Guest post by Dave Ursillo
Some of the biggest, most impressive and remarkably visionary companies in our world can teach a lot more to a small business owner like you than you’d might expect.
Built to Last by Jim Collins and Jerry Porras masterfully articulates this set of proven lessons and smart habits that businesses of any size can learn and implement.
Most of the concepts that Collins and Porras argue actually seem backwards at first glance. They say that founding a company based upon “one great idea” is a bad idea; that beating the competition is secondary to internal competition that allows your team’s best ideas to surge forth; and that the world’s most visionary companies prioritize core values — an internal culture, a unique ideology that emphasizes purpose and meaning — beyond profits.
Clearly defining and articulating a set of core values is perhaps the most important aspect of establishing a strong basis for a small business’ identity. Not only is it vital for the members of your small business to understand core values, they become far more important, in my opinion, than your brand name or a recognizable logo.
Businesses change. It’s not unrealistic to expect the name of your company (and even the names of your products) to come and go. Logos are also a dime a dozen today, and as unique as you think yours is, it probably won’t do much to affect your company’s bottom line.
What matters far more than those “sexy” elements of starting a new business — which really turn out to be major time-wasters in the long run — is to develop a set of core values that you and your employees operate off of.
- What are your values?
- What is your purpose, beyond profit?
- What will be the meaningful drive behind you and your employees every day, beyond sales?
Small biz values not only shape your public image far more than Facebook Page giveaways, but become the “constant” that sustains your business’ identity during good times and functions as a “safety net” upon which the business can fall during difficult times.
Even as a blogger like me, I’ve learned the hard way how values ought to supersede priority in whatever you’re attempting to build — whether in business, or in life. Gitchy names, logos and marketing strategies come and go, and so will your own business ideas change and evolve, succeed and fail.

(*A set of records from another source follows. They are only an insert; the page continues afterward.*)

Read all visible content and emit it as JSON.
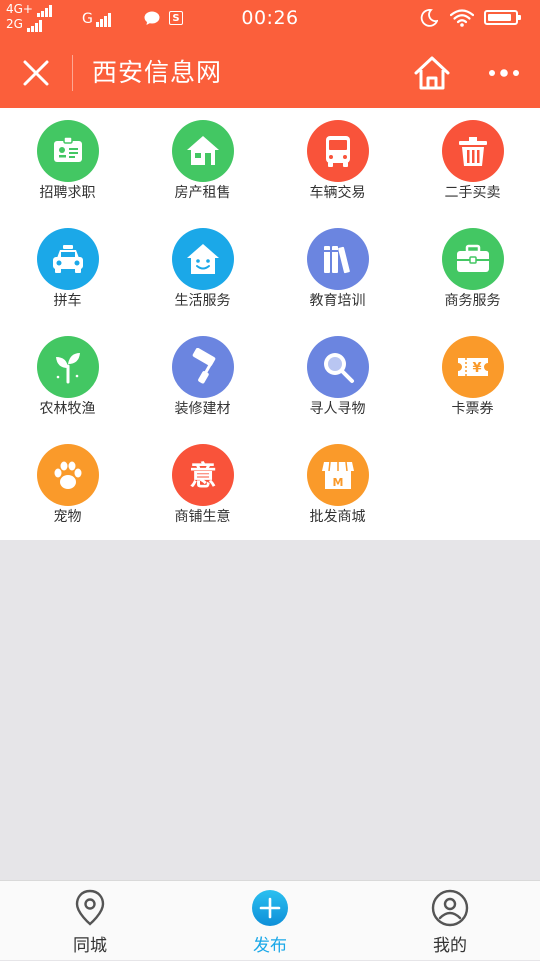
{
  "status_bar": {
    "net1": "4G+",
    "net2": "2G",
    "net3": "G",
    "time": "00:26",
    "battery_level": 0.9
  },
  "navbar": {
    "title": "西安信息网"
  },
  "categories": [
    {
      "label": "招聘求职",
      "icon": "id-card-icon",
      "color": "#43c763"
    },
    {
      "label": "房产租售",
      "icon": "house-icon",
      "color": "#43c763"
    },
    {
      "label": "车辆交易",
      "icon": "bus-icon",
      "color": "#f9533a"
    },
    {
      "label": "二手买卖",
      "icon": "trash-bin-icon",
      "color": "#f9533a"
    },
    {
      "label": "拼车",
      "icon": "taxi-icon",
      "color": "#1ba8e8"
    },
    {
      "label": "生活服务",
      "icon": "smiling-house-icon",
      "color": "#1ba8e8"
    },
    {
      "label": "教育培训",
      "icon": "books-icon",
      "color": "#6b85e0"
    },
    {
      "label": "商务服务",
      "icon": "briefcase-icon",
      "color": "#43c763"
    },
    {
      "label": "农林牧渔",
      "icon": "sprout-icon",
      "color": "#43c763"
    },
    {
      "label": "装修建材",
      "icon": "paint-roller-icon",
      "color": "#6b85e0"
    },
    {
      "label": "寻人寻物",
      "icon": "magnifier-icon",
      "color": "#6b85e0"
    },
    {
      "label": "卡票券",
      "icon": "ticket-icon",
      "color": "#fa9a2a"
    },
    {
      "label": "宠物",
      "icon": "paw-icon",
      "color": "#fa9a2a"
    },
    {
      "label": "商铺生意",
      "icon": "yi-character-icon",
      "icon_text": "意",
      "color": "#f9533a"
    },
    {
      "label": "批发商城",
      "icon": "shop-icon",
      "icon_text": "M",
      "color": "#fa9a2a"
    }
  ],
  "ticket_symbol": "¥",
  "tabbar": {
    "tabs": [
      {
        "label": "同城",
        "icon": "location-pin-icon"
      },
      {
        "label": "发布",
        "icon": "plus-circle-icon"
      },
      {
        "label": "我的",
        "icon": "user-circle-icon"
      }
    ],
    "active_color": "#1ba8e8"
  }
}
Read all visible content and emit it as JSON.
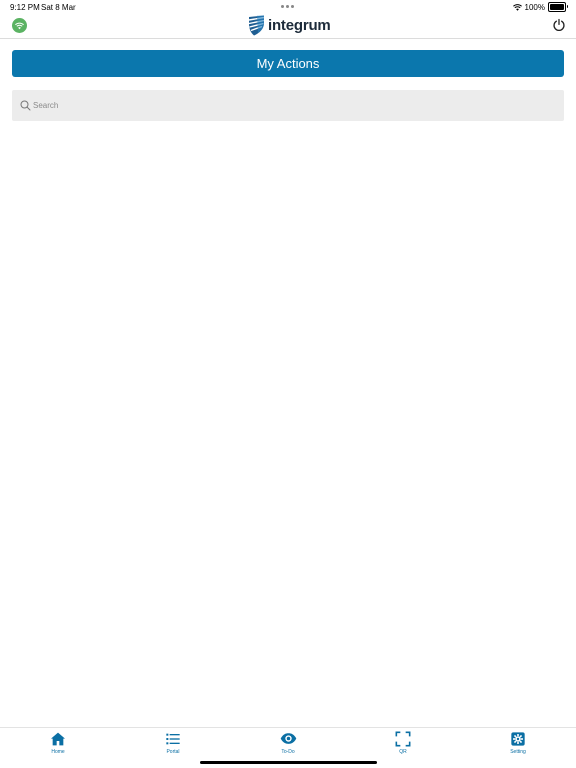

What matters most is the constant that will continue to breathe life into your organization in spite of shortcomings — and keep you grounded and aligned with your priorities during growth and periods of success.
Even for me as an individual writer making his way in this world, remaining grounded and aligned with my values has sustained my sense of purpose through thick and thin. Meanwhile, some of the most remarkable and highly-visionary companies over the last 150 years have placed priority on values, too, and succeeded wildly as a result.
So, what are your business’ core values?